Progressive Liberal Party Leader Perry G. Chrsitie.
Below is a formal letter to URCA by the Leader of the opposition PLP, the Rt. Hon. Perry G. Christie in the wake of the issuance of the interim broadcast rules. It is for immediate release
26th January, 2010
Mr. Michael Symonette
Utilities Regulation and Communications Authority
4th Terrace East Collins Avenue
P. O. Box N-4860
Nassau, the Bahamas
Dear Mr. Symonette,
Re: The Interim Code of Practice for Political Broadcasts (“ICP”)
Please note that this letter and the position set out below represent the collective view of the Progressive Liberal Party.
We reviewed the Interim Code of Practice (“ICP”) issued by URCA to address the content of political broadcast during the Elizabeth by-election. Fundamentally, it is our view that the ICP breaches the Communications Act and also the provisions of the Constitution.
We draw the following to your attention: (i) Section 52 of the Communications Act empowers URCA to make “by determination” matters to regulate content services; and (ii) Section 53 empowers URCA to issue code of practice for audiovisual media services.
It is our view that the ICP must comply with the regime for the making of determinations as set out in the Communications Act, more particularly Sections 99 to 102, inclusive.
In reviewing the Communications Act, it is our view that URCA does not have the authority to issue an interim Code. Based on the same, the ICP is ultra vires.
We also draw to your attention that Part IX of the Communications Act makes it clear that URCA’s jurisdiction to issue a Code is essentially to regulate content. Although content is not defined in the Act, to arrive at a purposeful interpretation, content must be substantively focused on the “message” that is being carried by the audiovisual means. In this regard, we agree with the provisions set out in Clause 5 of the ICP.

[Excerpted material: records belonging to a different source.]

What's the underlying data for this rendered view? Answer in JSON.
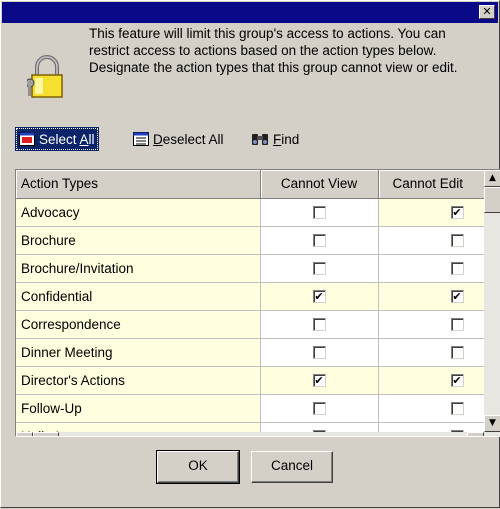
{
  "dialog": {
    "close_glyph": "✕"
  },
  "info": {
    "text": "This feature will limit this group's access to actions.  You can restrict access to actions based on the action types below. Designate the action types that this group cannot view or edit.",
    "icon": "lock-icon"
  },
  "toolbar": {
    "select_all_prefix": "Select ",
    "select_all_accel": "A",
    "select_all_suffix": "ll",
    "deselect_all_accel": "D",
    "deselect_all_suffix": "eselect All",
    "find_accel": "F",
    "find_suffix": "ind"
  },
  "grid": {
    "columns": [
      "Action Types",
      "Cannot View",
      "Cannot Edit"
    ],
    "rows": [
      {
        "type": "Advocacy",
        "cannot_view": false,
        "cannot_edit": true
      },
      {
        "type": "Brochure",
        "cannot_view": false,
        "cannot_edit": false
      },
      {
        "type": "Brochure/Invitation",
        "cannot_view": false,
        "cannot_edit": false
      },
      {
        "type": "Confidential",
        "cannot_view": true,
        "cannot_edit": true
      },
      {
        "type": "Correspondence",
        "cannot_view": false,
        "cannot_edit": false
      },
      {
        "type": "Dinner Meeting",
        "cannot_view": false,
        "cannot_edit": false
      },
      {
        "type": "Director's Actions",
        "cannot_view": true,
        "cannot_edit": true
      },
      {
        "type": "Follow-Up",
        "cannot_view": false,
        "cannot_edit": false
      },
      {
        "type": "Hello Letter",
        "cannot_view": false,
        "cannot_edit": false
      }
    ],
    "checked_glyph": "✔",
    "scroll_up": "▲",
    "scroll_down": "▼",
    "scroll_left": "◀",
    "scroll_right": "▶"
  },
  "buttons": {
    "ok": "OK",
    "cancel": "Cancel"
  },
  "colors": {
    "titlebar": "#0a0a88",
    "highlight": "#0a246a",
    "cell_shade": "#ffffe0"
  }
}
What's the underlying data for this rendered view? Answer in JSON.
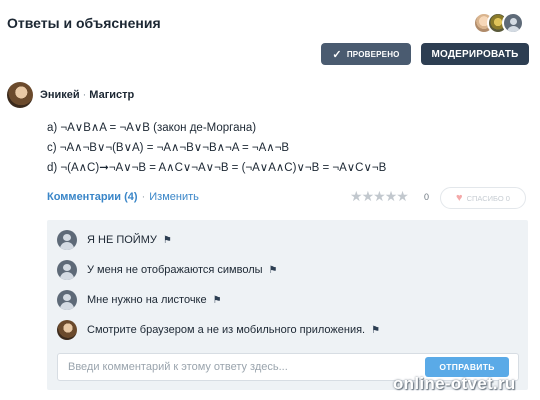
{
  "header": {
    "title": "Ответы и объяснения"
  },
  "actions": {
    "checked_label": "ПРОВЕРЕНО",
    "moderate_label": "МОДЕРИРОВАТЬ"
  },
  "answer": {
    "author_name": "Эникей",
    "author_rank": "Магистр",
    "lines": [
      "a) ¬A∨B∧A = ¬A∨B (закон де-Моргана)",
      "c) ¬A∧¬B∨¬(B∨A) = ¬A∧¬B∨¬B∧¬A = ¬A∧¬B",
      "d) ¬(A∧C)➞¬A∨¬B = A∧C∨¬A∨¬B = (¬A∨A∧C)∨¬B = ¬A∨C∨¬B"
    ],
    "comments_link": "Комментарии (4)",
    "edit_link": "Изменить",
    "rating_count": "0",
    "thanks_label": "СПАСИБО 0"
  },
  "comments": [
    {
      "text": "Я НЕ ПОЙМУ"
    },
    {
      "text": "У меня не отображаются символы"
    },
    {
      "text": "Мне нужно на листочке"
    },
    {
      "text": "Смотрите браузером а не из мобильного приложения."
    }
  ],
  "comment_form": {
    "placeholder": "Введи комментарий к этому ответу здесь...",
    "submit_label": "ОТПРАВИТЬ"
  },
  "watermark": "online-otvet.ru",
  "colors": {
    "link": "#3a86c8",
    "primary_button": "#2d3e52",
    "submit_button": "#5aaae7",
    "comments_bg": "#eef2f5"
  },
  "icons": {
    "checked": "check-icon",
    "flag": "flag-icon",
    "heart": "heart-icon",
    "star": "star-icon"
  }
}
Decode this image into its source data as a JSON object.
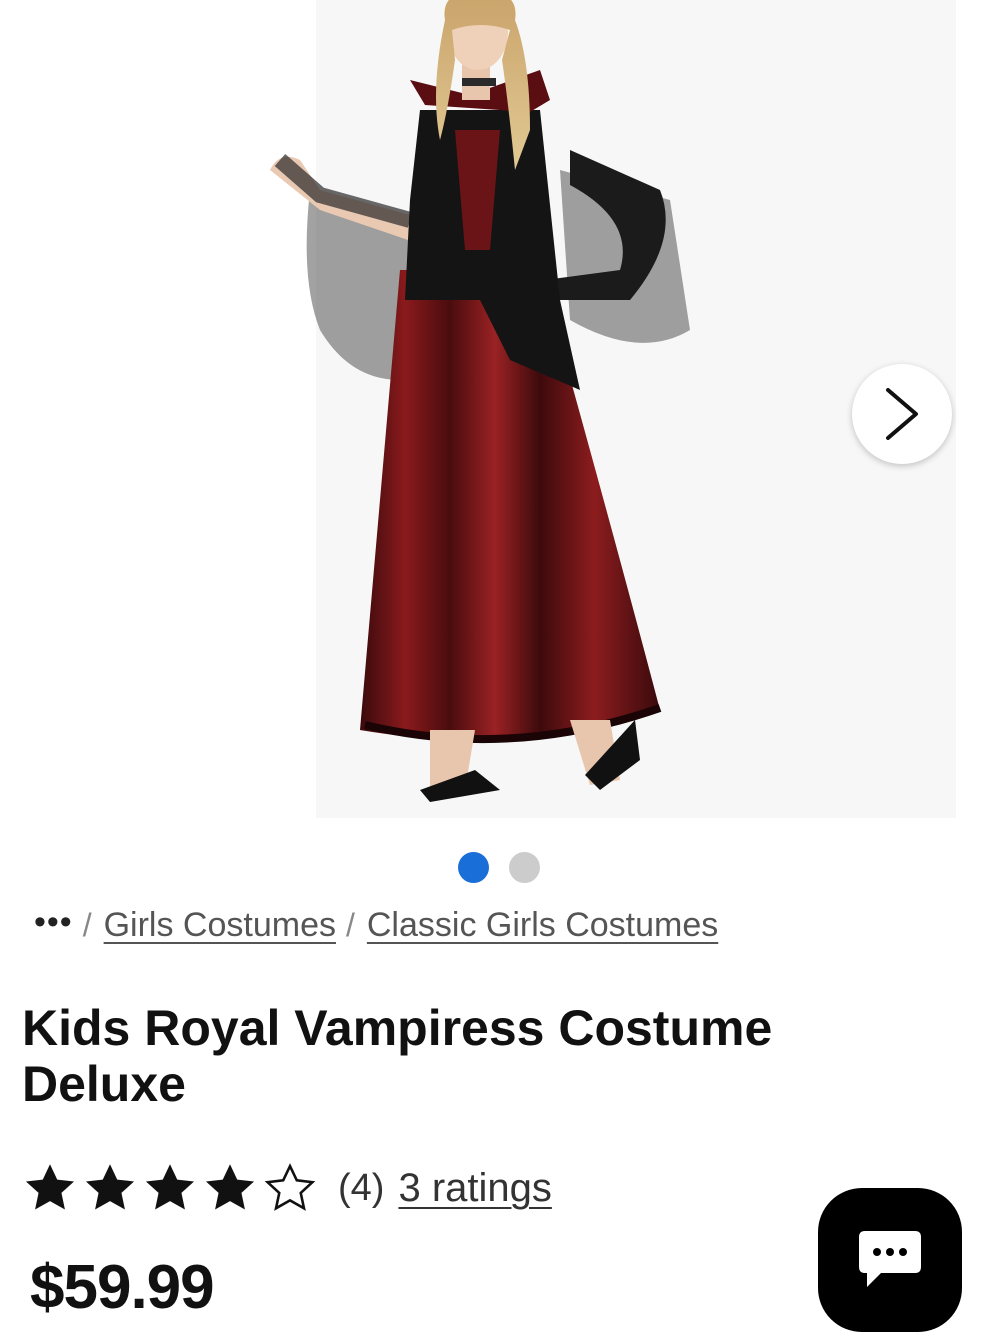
{
  "product": {
    "title": "Kids Royal Vampiress Costume Deluxe",
    "price": "$59.99",
    "image_alt": "Girl wearing a black and red vampiress gown with sheer bell sleeves and high collar"
  },
  "carousel": {
    "next_icon": "chevron-right-icon",
    "slide_count": 2,
    "active_slide": 1
  },
  "breadcrumb": {
    "more_label": "•••",
    "separator": "/",
    "items": [
      "Girls Costumes",
      "Classic Girls Costumes"
    ]
  },
  "rating": {
    "stars_filled": 4,
    "stars_total": 5,
    "count_label": "(4)",
    "ratings_link": "3 ratings"
  },
  "chat": {
    "icon": "chat-bubble-icon"
  },
  "colors": {
    "accent": "#1a6ed8",
    "dot_inactive": "#cccccc",
    "text": "#111111",
    "chat_bg": "#000000"
  }
}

We note that the repealed Broadcasting Rules addressed the proportion allotted for political broadcasts by political parties. It appears that URCA has followed that trend in the ICP. This inevitably led to a flawed approach, as at the time of the establishment of the Rules there existed only one radio and television station and therefore the requirement for apportionment was a critical feature of the then regulatory environment.
The present ICP, in our opinion, has failed to recognize the growing number of radio and TV stations that can accommodate political ads and therefore there should be no need to create a system of apportionment. Furthermore, and perhaps more fundamentally, such an approach is a breach of the PLP’s constitutional right to free speech, as guaranteed by the Bahamian Constitution.
Further, in its present draft the ICP is foul of URCA’s duty under Section 5 to ensure that there is an “efficient and proportionate” regulatory environment.
We therefore invite URCA to withdraw the ICP with immediate effect. It is our view that the parties should be free to enter into any arrangements with any media outlet they so choose without regard to the quantity proposed in the ICP. This should apply uniformly to coverage of political rallies, political advertisements and candidates’ broadcasts.
We shall await your confirmation of the same and any response to the specific matters set out above.
Perry G Christie MP
Leader of the Opposition